[Opening EXERCISE DATA section]

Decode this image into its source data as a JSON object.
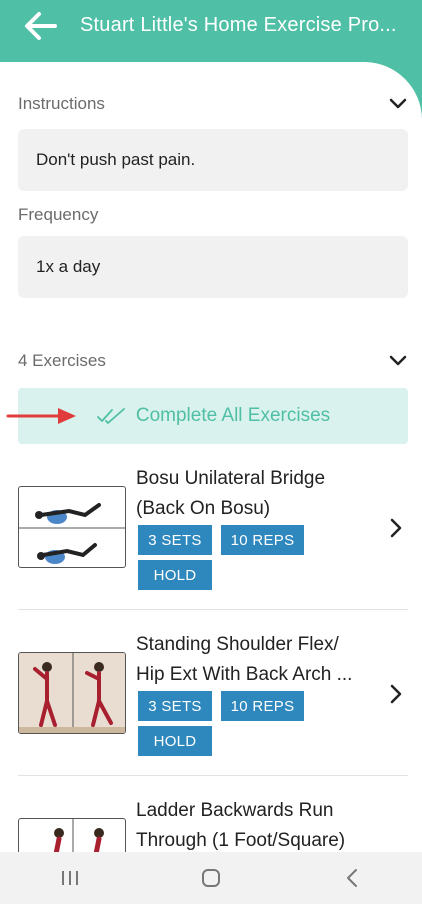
{
  "header": {
    "title": "Stuart Little's Home Exercise Pro...",
    "back_icon": "arrow-left-icon",
    "color": "#4fbfa6"
  },
  "instructions": {
    "label": "Instructions",
    "value": "Don't push past pain."
  },
  "frequency": {
    "label": "Frequency",
    "value": "1x a day"
  },
  "exercises_section": {
    "label": "4 Exercises",
    "complete_all_label": "Complete All Exercises"
  },
  "exercises": [
    {
      "name_line1": "Bosu Unilateral Bridge",
      "name_line2": "(Back On Bosu)",
      "sets": "3 SETS",
      "reps": "10 REPS",
      "hold": "HOLD"
    },
    {
      "name_line1": "Standing Shoulder Flex/",
      "name_line2": "Hip Ext With Back Arch ...",
      "sets": "3 SETS",
      "reps": "10 REPS",
      "hold": "HOLD"
    },
    {
      "name_line1": "Ladder Backwards Run",
      "name_line2": "Through (1 Foot/Square)"
    }
  ],
  "colors": {
    "accent": "#4fbfa6",
    "tag": "#2e87bd",
    "complete_bg": "#d9f2ed",
    "annotation_arrow": "#e03c3c"
  },
  "navbar": {
    "icons": [
      "recent-apps-icon",
      "home-icon",
      "back-icon"
    ]
  }
}
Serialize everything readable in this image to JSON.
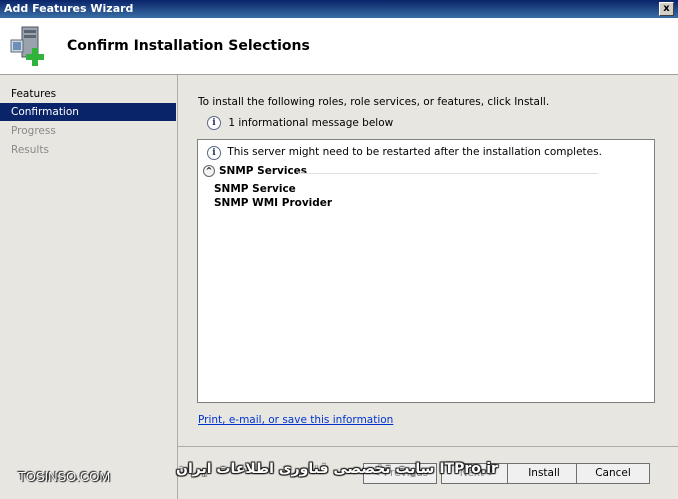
{
  "window": {
    "title": "Add Features Wizard",
    "close_glyph": "x"
  },
  "header": {
    "heading": "Confirm Installation Selections",
    "logo_icon": "server-add-icon"
  },
  "sidebar": {
    "steps": [
      {
        "label": "Features",
        "state": "normal"
      },
      {
        "label": "Confirmation",
        "state": "active"
      },
      {
        "label": "Progress",
        "state": "muted"
      },
      {
        "label": "Results",
        "state": "muted"
      }
    ]
  },
  "main": {
    "instruction": "To install the following roles, role services, or features, click Install.",
    "info_count_message": "1 informational message below",
    "info_icon": "info-icon",
    "panel": {
      "note": "This server might need to be restarted after the installation completes.",
      "section_title": "SNMP Services",
      "items": [
        "SNMP Service",
        "SNMP WMI Provider"
      ]
    },
    "link": "Print, e-mail, or save this information"
  },
  "buttons": {
    "previous": "< Previous",
    "next": "Next >",
    "install": "Install",
    "cancel": "Cancel"
  },
  "watermark": {
    "left": "TOSINSO.COM",
    "right": "سایت تخصصی فناوری اطلاعات ایران ITPro.ir"
  }
}
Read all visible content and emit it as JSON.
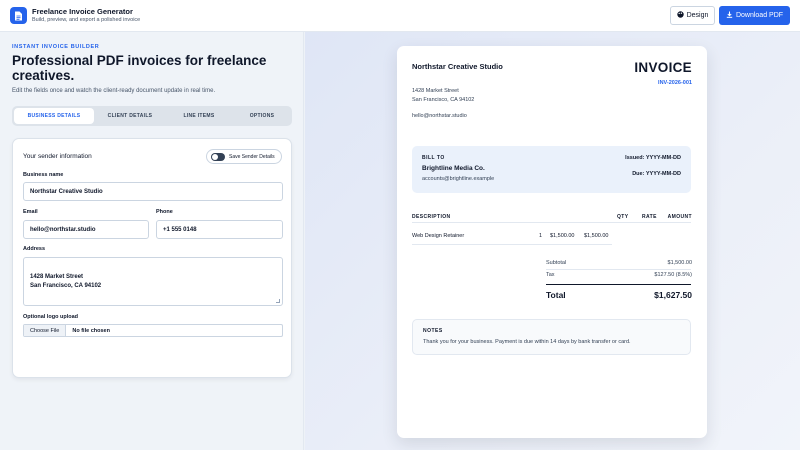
{
  "header": {
    "app_title": "Freelance Invoice Generator",
    "app_subtitle": "Build, preview, and export a polished invoice",
    "logo_icon": "document-icon",
    "design_label": "Design",
    "design_icon": "palette-icon",
    "download_label": "Download PDF",
    "download_icon": "download-icon"
  },
  "builder": {
    "eyebrow": "INSTANT INVOICE BUILDER",
    "headline": "Professional PDF invoices for freelance creatives.",
    "lede": "Edit the fields once and watch the client-ready document update in real time.",
    "tabs": [
      {
        "label": "BUSINESS DETAILS",
        "active": true
      },
      {
        "label": "CLIENT DETAILS",
        "active": false
      },
      {
        "label": "LINE ITEMS",
        "active": false
      },
      {
        "label": "OPTIONS",
        "active": false
      }
    ],
    "form": {
      "section_title": "Your sender information",
      "save_toggle_label": "Save Sender Details",
      "business_name_label": "Business name",
      "business_name_value": "Northstar Creative Studio",
      "email_label": "Email",
      "email_value": "hello@northstar.studio",
      "phone_label": "Phone",
      "phone_value": "+1 555 0148",
      "address_label": "Address",
      "address_value": "1428 Market Street\nSan Francisco, CA 94102",
      "logo_label": "Optional logo upload",
      "choose_file_label": "Choose File",
      "file_status": "No file chosen"
    }
  },
  "invoice": {
    "sender_name": "Northstar Creative Studio",
    "sender_address": "1428 Market Street\nSan Francisco, CA 94102",
    "sender_email": "hello@northstar.studio",
    "title": "INVOICE",
    "number": "INV-2026-001",
    "bill_to_label": "BILL TO",
    "client_name": "Brightline Media Co.",
    "client_email": "accounts@brightline.example",
    "issued": "Issued: YYYY-MM-DD",
    "due": "Due: YYYY-MM-DD",
    "columns": {
      "description": "DESCRIPTION",
      "qty": "QTY",
      "rate": "RATE",
      "amount": "AMOUNT"
    },
    "items": [
      {
        "description": "Web Design Retainer",
        "qty": "1",
        "rate": "$1,500.00",
        "amount": "$1,500.00"
      }
    ],
    "subtotal_label": "Subtotal",
    "subtotal_value": "$1,500.00",
    "tax_label": "Tax",
    "tax_value": "$127.50 (8.5%)",
    "total_label": "Total",
    "total_value": "$1,627.50",
    "notes_label": "NOTES",
    "notes_text": "Thank you for your business. Payment is due within 14 days by bank transfer or card."
  },
  "colors": {
    "accent": "#2563eb",
    "text": "#0f172a",
    "muted": "#475569"
  }
}
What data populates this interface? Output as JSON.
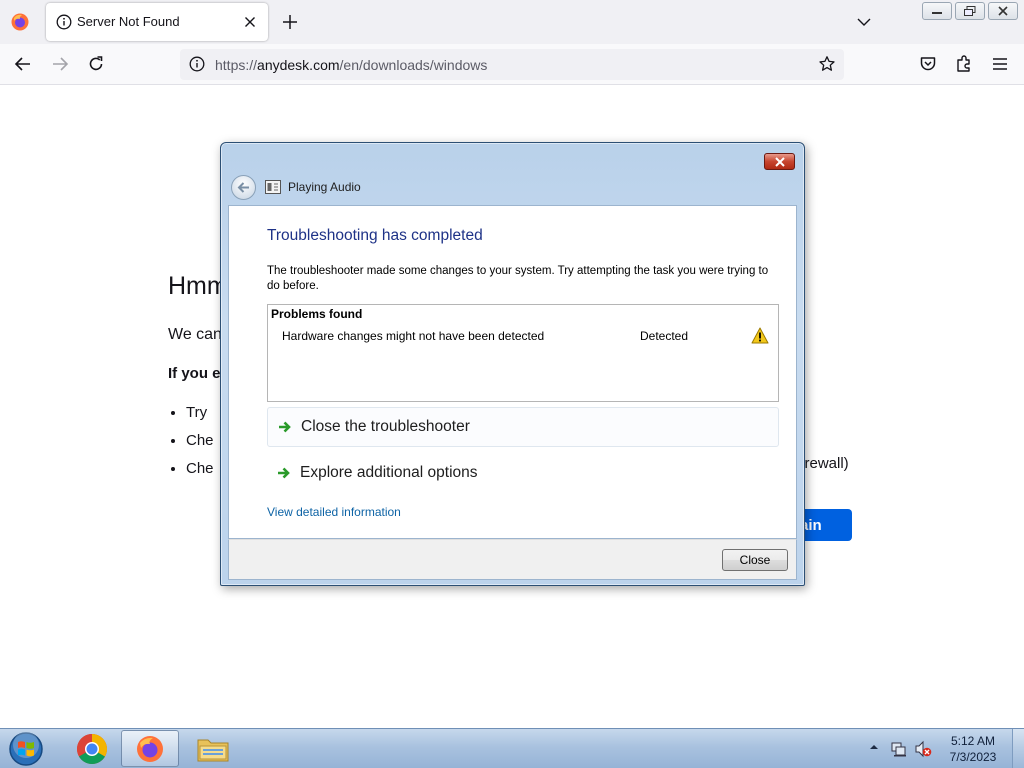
{
  "browser": {
    "tab": {
      "title": "Server Not Found"
    },
    "address": {
      "prefix": "https://",
      "host": "anydesk.com",
      "path": "/en/downloads/windows"
    }
  },
  "page": {
    "title_partial": "Hmm",
    "desc_partial": "We can",
    "hint_partial": "If you e",
    "bullets": [
      "Try",
      "Che",
      "Che"
    ],
    "firewall_fragment": "firewall)",
    "retry_partial": "ain"
  },
  "dialog": {
    "title": "Playing Audio",
    "heading": "Troubleshooting has completed",
    "description": "The troubleshooter made some changes to your system. Try attempting the task you were trying to do before.",
    "problems": {
      "header": "Problems found",
      "items": [
        {
          "name": "Hardware changes might not have been detected",
          "status": "Detected"
        }
      ]
    },
    "options": [
      {
        "label": "Close the troubleshooter"
      },
      {
        "label": "Explore additional options"
      }
    ],
    "details_link": "View detailed information",
    "close_button": "Close"
  },
  "taskbar": {
    "time": "5:12 AM",
    "date": "7/3/2023"
  },
  "colors": {
    "firefox_accent": "#0061e0",
    "dialog_heading": "#1e3287",
    "link": "#0d63a5"
  },
  "icons": [
    "firefox-icon",
    "info-icon",
    "close-icon",
    "plus-icon",
    "chevron-down-icon",
    "back-arrow-icon",
    "forward-arrow-icon",
    "reload-icon",
    "star-icon",
    "pocket-icon",
    "extensions-icon",
    "hamburger-menu-icon",
    "warning-icon",
    "green-arrow-icon",
    "windows-start-icon",
    "chrome-icon",
    "folder-icon",
    "network-icon",
    "speaker-muted-icon"
  ]
}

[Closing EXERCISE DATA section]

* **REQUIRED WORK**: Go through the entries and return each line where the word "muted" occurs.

* **RESULT OF THIS EXERCISE**:
        "state": "muted"
        "state": "muted"
    "muted": "#475569"
    "speaker-muted-icon"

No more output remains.